## What to work on
The records below are to be output exactly, except for their pictures.

-------

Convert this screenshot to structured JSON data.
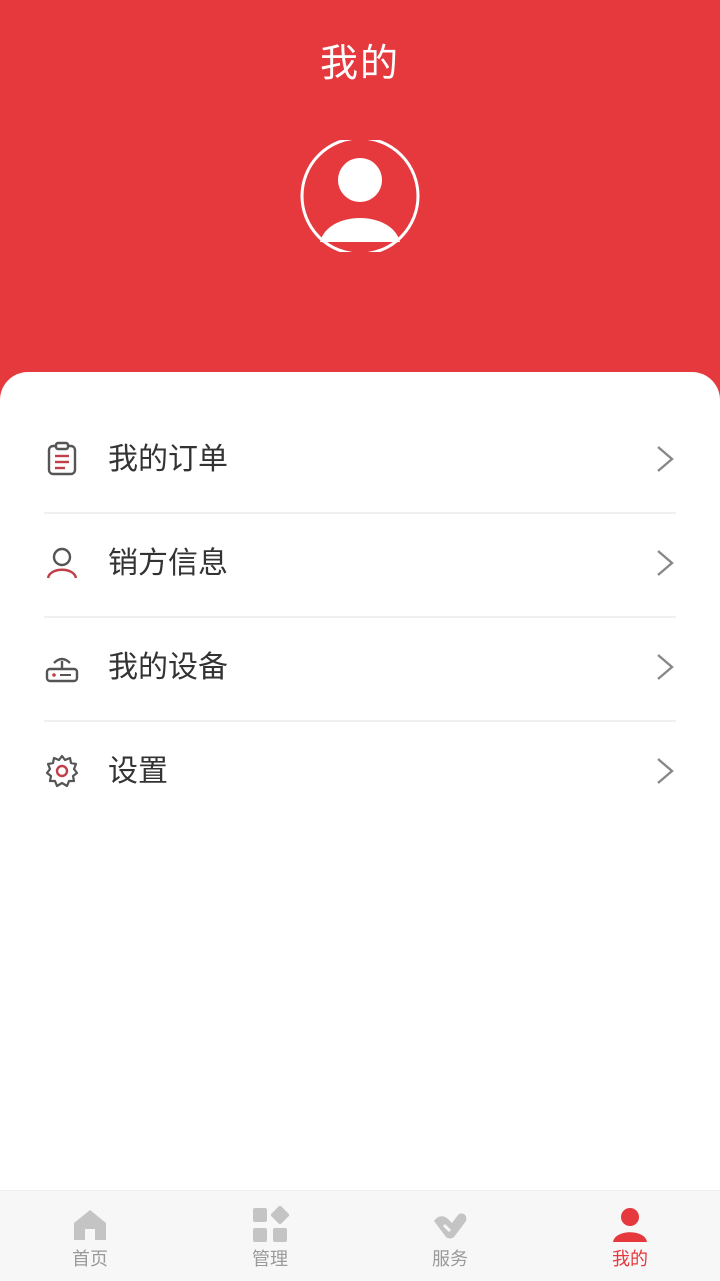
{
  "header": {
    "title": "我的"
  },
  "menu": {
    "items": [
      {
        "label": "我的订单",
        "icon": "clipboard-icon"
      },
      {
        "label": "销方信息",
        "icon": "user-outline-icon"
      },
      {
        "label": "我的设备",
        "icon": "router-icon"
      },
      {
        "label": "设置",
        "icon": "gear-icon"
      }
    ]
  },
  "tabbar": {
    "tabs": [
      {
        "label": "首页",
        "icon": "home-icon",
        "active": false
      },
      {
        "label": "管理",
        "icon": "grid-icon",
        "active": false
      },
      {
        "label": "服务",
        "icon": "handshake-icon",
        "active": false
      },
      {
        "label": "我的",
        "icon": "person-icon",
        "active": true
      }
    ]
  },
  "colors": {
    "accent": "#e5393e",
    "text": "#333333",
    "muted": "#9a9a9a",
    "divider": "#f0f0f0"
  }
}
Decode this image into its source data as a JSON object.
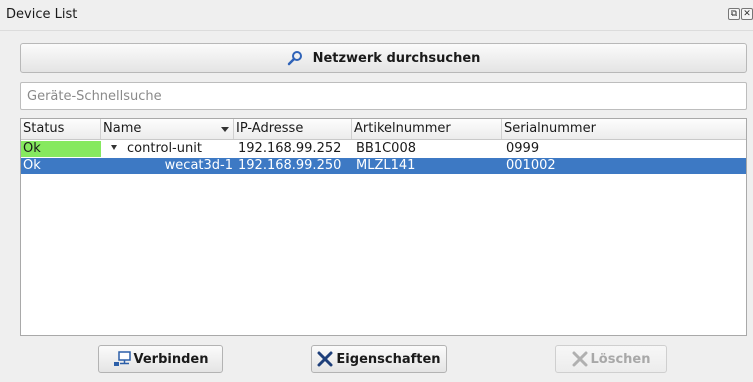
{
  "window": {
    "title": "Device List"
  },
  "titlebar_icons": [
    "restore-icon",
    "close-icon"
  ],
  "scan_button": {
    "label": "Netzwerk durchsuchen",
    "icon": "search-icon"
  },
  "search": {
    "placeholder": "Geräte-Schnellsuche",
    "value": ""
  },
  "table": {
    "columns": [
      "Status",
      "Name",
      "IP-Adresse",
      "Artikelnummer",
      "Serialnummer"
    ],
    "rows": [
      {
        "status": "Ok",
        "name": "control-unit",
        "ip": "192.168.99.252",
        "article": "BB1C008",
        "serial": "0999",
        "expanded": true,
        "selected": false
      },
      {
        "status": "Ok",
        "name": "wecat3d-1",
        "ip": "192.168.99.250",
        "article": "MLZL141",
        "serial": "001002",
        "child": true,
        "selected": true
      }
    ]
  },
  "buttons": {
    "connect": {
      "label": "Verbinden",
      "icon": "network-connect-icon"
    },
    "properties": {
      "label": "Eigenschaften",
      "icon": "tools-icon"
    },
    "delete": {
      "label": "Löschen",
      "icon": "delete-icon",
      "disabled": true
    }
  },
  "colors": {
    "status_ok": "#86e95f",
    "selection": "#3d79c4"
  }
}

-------

## Solution for this problem
Convert this screenshot to structured JSON data.
{
  "header": {
    "title": "我的"
  },
  "menu": {
    "items": [
      {
        "label": "我的订单",
        "icon": "clipboard-icon"
      },
      {
        "label": "销方信息",
        "icon": "user-outline-icon"
      },
      {
        "label": "我的设备",
        "icon": "router-icon"
      },
      {
        "label": "设置",
        "icon": "gear-icon"
      }
    ]
  },
  "tabbar": {
    "tabs": [
      {
        "label": "首页",
        "icon": "home-icon",
        "active": false
      },
      {
        "label": "管理",
        "icon": "grid-icon",
        "active": false
      },
      {
        "label": "服务",
        "icon": "handshake-icon",
        "active": false
      },
      {
        "label": "我的",
        "icon": "person-icon",
        "active": true
      }
    ]
  },
  "colors": {
    "accent": "#e5393e",
    "text": "#333333",
    "muted": "#9a9a9a",
    "divider": "#f0f0f0"
  }
}
Decode this image into its source data as a JSON object.
{
  "window": {
    "title": "Device List"
  },
  "titlebar_icons": [
    "restore-icon",
    "close-icon"
  ],
  "scan_button": {
    "label": "Netzwerk durchsuchen",
    "icon": "search-icon"
  },
  "search": {
    "placeholder": "Geräte-Schnellsuche",
    "value": ""
  },
  "table": {
    "columns": [
      "Status",
      "Name",
      "IP-Adresse",
      "Artikelnummer",
      "Serialnummer"
    ],
    "rows": [
      {
        "status": "Ok",
        "name": "control-unit",
        "ip": "192.168.99.252",
        "article": "BB1C008",
        "serial": "0999",
        "expanded": true,
        "selected": false
      },
      {
        "status": "Ok",
        "name": "wecat3d-1",
        "ip": "192.168.99.250",
        "article": "MLZL141",
        "serial": "001002",
        "child": true,
        "selected": true
      }
    ]
  },
  "buttons": {
    "connect": {
      "label": "Verbinden",
      "icon": "network-connect-icon"
    },
    "properties": {
      "label": "Eigenschaften",
      "icon": "tools-icon"
    },
    "delete": {
      "label": "Löschen",
      "icon": "delete-icon",
      "disabled": true
    }
  },
  "colors": {
    "status_ok": "#86e95f",
    "selection": "#3d79c4"
  }
}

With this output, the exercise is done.